In Gowanda, back in 1950, it was a new day recorded in the annals of time! Tri-County Memorial Hospital on Memorial Drive in Gowanda officially opened its doors for the first time. It was Saturday, Nov. 25, 1950.
Through the untiring efforts of countless individuals, that day finally arrived. And the community was proud of what their genuine dedication, sincere commitment, charitable sacrifice, and hard work, had been able to achieve.
A modern up-to-date hospital facility stood solidly and stoically in their midst, to be of service to the community and the surrounding areas. It was a great day, and history verified that their valiant efforts were not in vain.
Tri-County Memorial Hospital on Memorial Drive officially opened its doors in November of 1950. Drawing is courtesy of the Gowanda Area Historical Society.
In the weeks and months leading up to the hospital construction, there were many who scrimped and saved and contributed to the financial needs of the new emerging facility. Many gave what they could, even to the point of self -sacrifice. It is known that there were some who took a loan, or took on an additional mortgage on their property, just so they might contribute to the cause. There were many who went the "extra mile" so to speak, because they believed the cause was of paramount need for the area. The fruits of their labors were realized that Saturday in November of 1950.
For nearly 60 years, the hospital fulfilled a desperate calling. Additions were made to the original facility to meet the emerging health care needs. Hundreds upon hundreds of appreciative patients and their families have been professionally well served through the years. There are those in our midst who took their first breath of life in the maternity unit of the hospital. And, sadly, there were those who, surrounded by skilled and comforting hospital personnel, took their final breath at Tri County Memorial.
We were indeed fortunate, through these many years, to have an array of most competent, skilled, and caring folks on the hospital staff. Also, we were blessed with invaluable hospital volunteers, dedicated auxiliary members, caring hospital aides, highly motivated students in the medical sciences, judicious hospital board members, and broad based community support.
During its nearly 60-year history, the hospital knew both good times, and hard times. But through it all, the hospital met its obligations to the patients: up-to-date equipment, spotless sanitized rooms, attractive surroundings, and especially highly competent and warm personnel caring for patients with dignity. Truly, when the need was there, the hospital was ready to respond with professional treatment and gentle care. "We are here for the patients" was often their motto. And therein is the legacy of Tri County Memorial Hospital.
Indeed, the hospital had many good years and several difficult moments. At times, there were financial stresses and several weather-related demanding events.

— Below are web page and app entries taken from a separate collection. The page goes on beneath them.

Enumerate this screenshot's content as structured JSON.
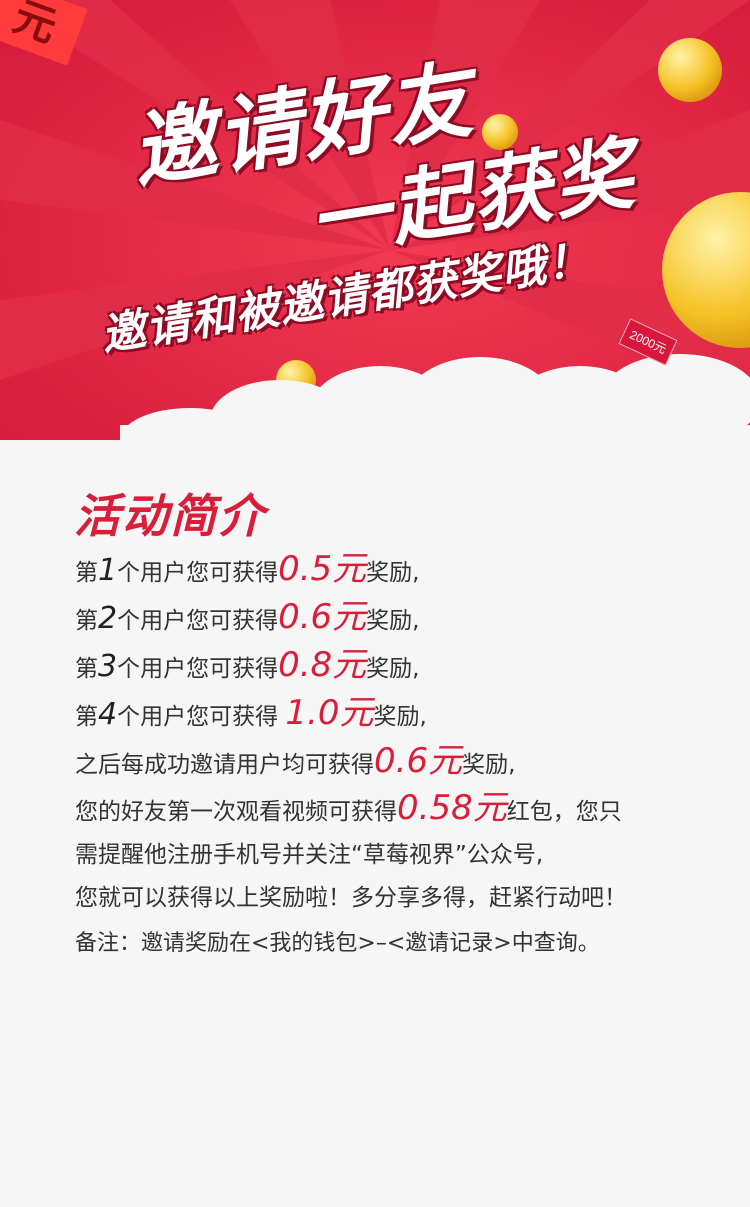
{
  "banner": {
    "title_line1": "邀请好友",
    "title_line2": "一起获奖",
    "subtitle": "邀请和被邀请都获奖哦！",
    "tag": "2000元",
    "corner_tag": "元",
    "colors": {
      "red": "#e8203f",
      "ray": "#d4183a",
      "gold": "#f5c327"
    }
  },
  "section": {
    "title": "活动简介",
    "rewards": [
      {
        "prefix": "第",
        "num": "1",
        "middle": "个用户您可获得",
        "amount": "0.5元",
        "suffix": "奖励,"
      },
      {
        "prefix": "第",
        "num": "2",
        "middle": "个用户您可获得",
        "amount": "0.6元",
        "suffix": "奖励,"
      },
      {
        "prefix": "第",
        "num": "3",
        "middle": "个用户您可获得",
        "amount": "0.8元",
        "suffix": "奖励,"
      },
      {
        "prefix": "第",
        "num": "4",
        "middle": "个用户您可获得 ",
        "amount": "1.0元",
        "suffix": "奖励,"
      }
    ],
    "after": {
      "text": "之后每成功邀请用户均可获得",
      "amount": "0.6元",
      "suffix": "奖励,"
    },
    "friend": {
      "text": "您的好友第一次观看视频可获得",
      "amount": "0.58元",
      "suffix": "红包，您只",
      "line2": "需提醒他注册手机号并关注“草莓视界”公众号,",
      "line3": "您就可以获得以上奖励啦！多分享多得，赶紧行动吧！"
    },
    "note": "备注：邀请奖励在<我的钱包>–<邀请记录>中查询。"
  }
}
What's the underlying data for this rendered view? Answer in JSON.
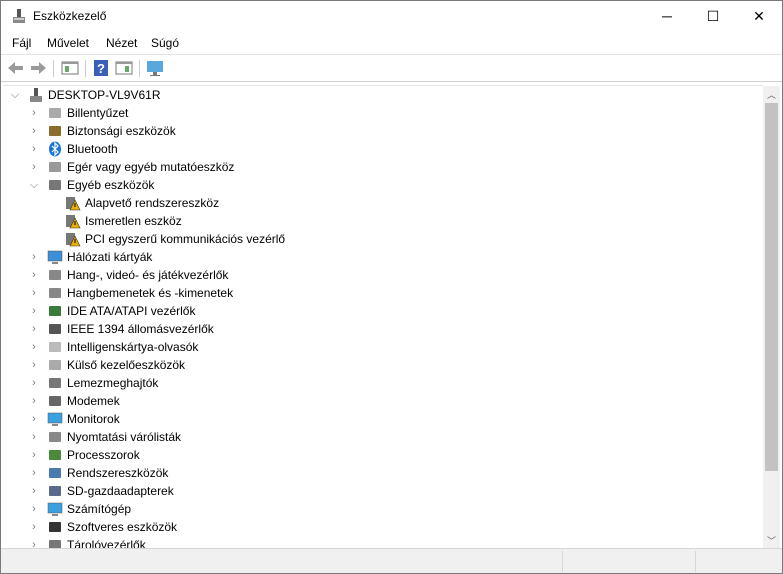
{
  "window": {
    "title": "Eszközkezelő",
    "minimize": "─",
    "maximize": "☐",
    "close": "✕"
  },
  "menu": [
    "Fájl",
    "Művelet",
    "Nézet",
    "Súgó"
  ],
  "toolbar": [
    {
      "name": "back-icon"
    },
    {
      "name": "forward-icon"
    },
    {
      "name": "properties-icon"
    },
    {
      "name": "help-icon"
    },
    {
      "name": "update-driver-icon"
    },
    {
      "name": "scan-hardware-icon"
    }
  ],
  "tree": {
    "root": {
      "label": "DESKTOP-VL9V61R",
      "expanded": true
    },
    "items": [
      {
        "label": "Billentyűzet",
        "icon": "keyboard-icon",
        "level": 1,
        "expanded": false
      },
      {
        "label": "Biztonsági eszközök",
        "icon": "security-device-icon",
        "level": 1,
        "expanded": false
      },
      {
        "label": "Bluetooth",
        "icon": "bluetooth-icon",
        "level": 1,
        "expanded": false
      },
      {
        "label": "Egér vagy egyéb mutatóeszköz",
        "icon": "mouse-icon",
        "level": 1,
        "expanded": false
      },
      {
        "label": "Egyéb eszközök",
        "icon": "unknown-device-icon",
        "level": 1,
        "expanded": true
      },
      {
        "label": "Alapvető rendszereszköz",
        "icon": "warning-device-icon",
        "level": 2
      },
      {
        "label": "Ismeretlen eszköz",
        "icon": "warning-device-icon",
        "level": 2
      },
      {
        "label": "PCI egyszerű kommunikációs vezérlő",
        "icon": "warning-device-icon",
        "level": 2
      },
      {
        "label": "Hálózati kártyák",
        "icon": "network-adapter-icon",
        "level": 1,
        "expanded": false
      },
      {
        "label": "Hang-, videó- és játékvezérlők",
        "icon": "speaker-icon",
        "level": 1,
        "expanded": false
      },
      {
        "label": "Hangbemenetek és -kimenetek",
        "icon": "speaker-icon",
        "level": 1,
        "expanded": false
      },
      {
        "label": "IDE ATA/ATAPI vezérlők",
        "icon": "ide-controller-icon",
        "level": 1,
        "expanded": false
      },
      {
        "label": "IEEE 1394 állomásvezérlők",
        "icon": "firewire-icon",
        "level": 1,
        "expanded": false
      },
      {
        "label": "Intelligenskártya-olvasók",
        "icon": "smartcard-reader-icon",
        "level": 1,
        "expanded": false
      },
      {
        "label": "Külső kezelőeszközök",
        "icon": "hid-icon",
        "level": 1,
        "expanded": false
      },
      {
        "label": "Lemezmeghajtók",
        "icon": "disk-drive-icon",
        "level": 1,
        "expanded": false
      },
      {
        "label": "Modemek",
        "icon": "modem-icon",
        "level": 1,
        "expanded": false
      },
      {
        "label": "Monitorok",
        "icon": "monitor-icon",
        "level": 1,
        "expanded": false
      },
      {
        "label": "Nyomtatási várólisták",
        "icon": "printer-icon",
        "level": 1,
        "expanded": false
      },
      {
        "label": "Processzorok",
        "icon": "processor-icon",
        "level": 1,
        "expanded": false
      },
      {
        "label": "Rendszereszközök",
        "icon": "system-device-icon",
        "level": 1,
        "expanded": false
      },
      {
        "label": "SD-gazdaadapterek",
        "icon": "sd-adapter-icon",
        "level": 1,
        "expanded": false
      },
      {
        "label": "Számítógép",
        "icon": "computer-icon",
        "level": 1,
        "expanded": false
      },
      {
        "label": "Szoftveres eszközök",
        "icon": "software-device-icon",
        "level": 1,
        "expanded": false
      },
      {
        "label": "Tárolóvezérlők",
        "icon": "storage-controller-icon",
        "level": 1,
        "expanded": false
      }
    ]
  },
  "scrollbar": {
    "position_fraction": 0,
    "visible_fraction": 0.8
  }
}
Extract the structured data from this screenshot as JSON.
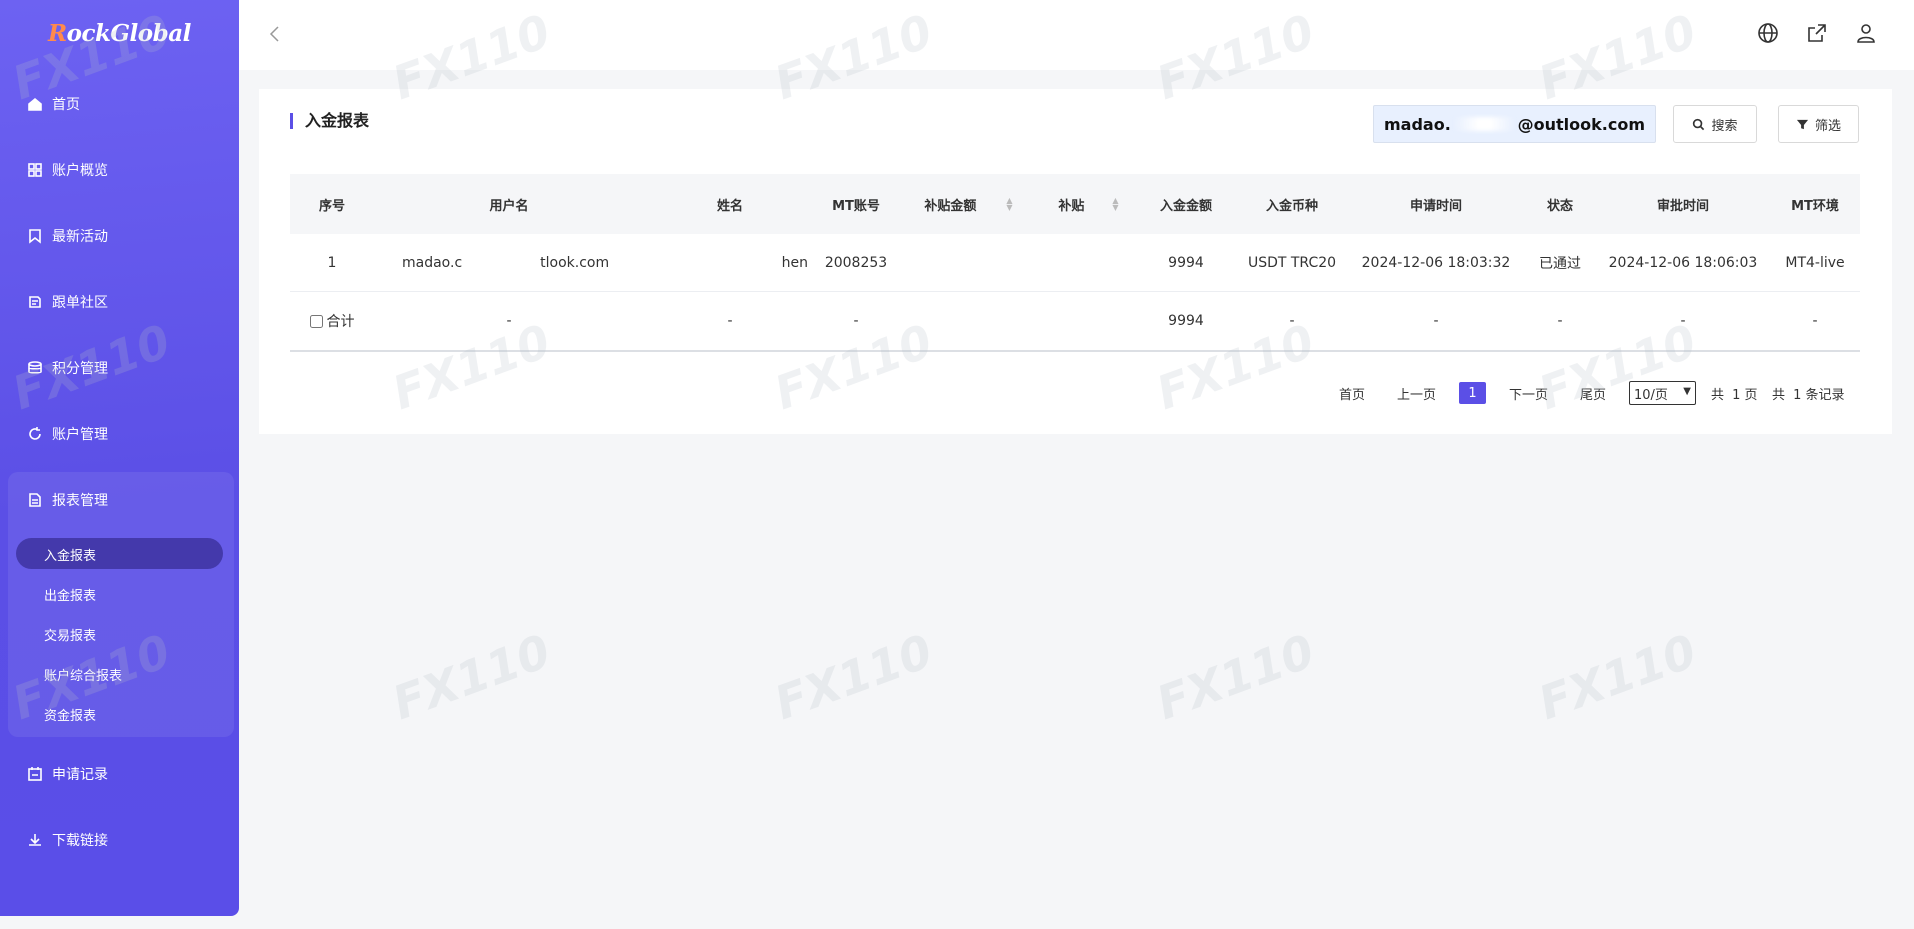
{
  "app": {
    "logo_prefix": "R",
    "logo_rest": "ockGlobal"
  },
  "sidebar": {
    "items": [
      {
        "label": "首页",
        "icon": "home-icon"
      },
      {
        "label": "账户概览",
        "icon": "grid-icon"
      },
      {
        "label": "最新活动",
        "icon": "bookmark-icon"
      },
      {
        "label": "跟单社区",
        "icon": "community-icon"
      },
      {
        "label": "积分管理",
        "icon": "database-icon"
      },
      {
        "label": "账户管理",
        "icon": "refresh-icon"
      },
      {
        "label": "报表管理",
        "icon": "report-icon"
      },
      {
        "label": "申请记录",
        "icon": "calendar-icon"
      },
      {
        "label": "下载链接",
        "icon": "download-icon"
      }
    ],
    "sub_items": [
      "入金报表",
      "出金报表",
      "交易报表",
      "账户综合报表",
      "资金报表"
    ]
  },
  "topbar": {
    "icons": [
      "globe-icon",
      "share-icon",
      "user-icon"
    ]
  },
  "page": {
    "title": "入金报表"
  },
  "search": {
    "prefix": "madao.",
    "suffix": "@outlook.com",
    "search_label": "搜索",
    "filter_label": "筛选"
  },
  "table": {
    "headers": [
      "序号",
      "用户名",
      "姓名",
      "MT账号",
      "补贴金额",
      "补贴",
      "入金金额",
      "入金币种",
      "申请时间",
      "状态",
      "审批时间",
      "MT环境"
    ],
    "rows": [
      [
        "1",
        "madao.c",
        "tlook.com",
        "hen",
        "2008253",
        "",
        "",
        "9994",
        "USDT TRC20",
        "2024-12-06 18:03:32",
        "已通过",
        "2024-12-06 18:06:03",
        "MT4-live"
      ]
    ],
    "total": [
      "合计",
      "-",
      "-",
      "-",
      "",
      "",
      "9994",
      "-",
      "-",
      "-",
      "-",
      "-"
    ]
  },
  "pager": {
    "first": "首页",
    "prev": "上一页",
    "current": "1",
    "next": "下一页",
    "last": "尾页",
    "page_size": "10/页",
    "total_pages_prefix": "共",
    "total_pages": "1",
    "total_pages_suffix": "页",
    "total_records_prefix": "共",
    "total_records": "1",
    "total_records_suffix": "条记录"
  },
  "colors": {
    "accent": "#5b4fe6",
    "sidebar": "#6258ec",
    "logo_r": "#ff8a4c"
  }
}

But all in all, Tri County Hospital then was there to meet the call. The resilience of the institution, the dedication of the personnel and community support helped the hospital stand strong, tall, and responsive.
However, the event which occurred in the evening and early morning of Aug. 9 and 10, 2009, was an event with catastrophic consequences. The hospital was ravaged by the rushing waters of a devastating flood. The hospital personnel and community emergency services were there for the patients but ultimately, the devastation to the facility was just too great to be restored!
Immediately, the Hospital Administration was on the scene. Step by step with precision, the Administration took vital action to provide for restoration of essential services. The process of action planning by the administration and the Lake Erie Regional Health System of New York board was placed on the top priority list for constructive transformation.
Now we fast forward to the present day in 2012. It was only a few weeks ago, that the actual visible work began on the demolition of the flood ravaged facility of Tri County Memorial Hospital on Memorial Drive. However, days and weeks of intensive planning had been undertaken. Hospital administrative personnel met with neighbors in proximity to the Hospital to apprise them of developments. Site surveyors had mapped and marked the entire site. Demolition plans had meticulously and painstakingly been developed and approved by appropriate State, Federal, and Health agencies.
An historic preservation assessment had to be made. A tall metal secure fence was erected around the entire site perimeter. Safety and health measures were in place. A portable project work office was moved into place. Then, multiple large pieces of demolition equipment began to arrive. Stage by stage, the massive project, got under way. Each day, we saw less of what once was. Now, the demolition is complete.
Today, stands the sprawling stately trees which once surrounded the impressive hospital buildings. With the tranquil landscaped site now in place, we are reminded of what once was the busy, burgeoning, and responsive hospital facility. Truly, the building facade itself is now a treasured and fond memory of the past.
But, what so richly remains, is the great legacy of the professional services provided at Tri County Memorial Hospital. Indeed, it is stoically, firmly, and warmly ensconced in the hearts and minds of generations of people from all walks of life. That 60-year old historic legacy, is a legacy this community cannot and will not forget.
Dr. Robert L. Heichberger is professor emeritus at the State University of New York at Fredonia and distinguished professor at Capella University in Minneapolis. All of the past columns can be viewed on www.fromourperspective.net/ Send comments to: Rheich@aol.com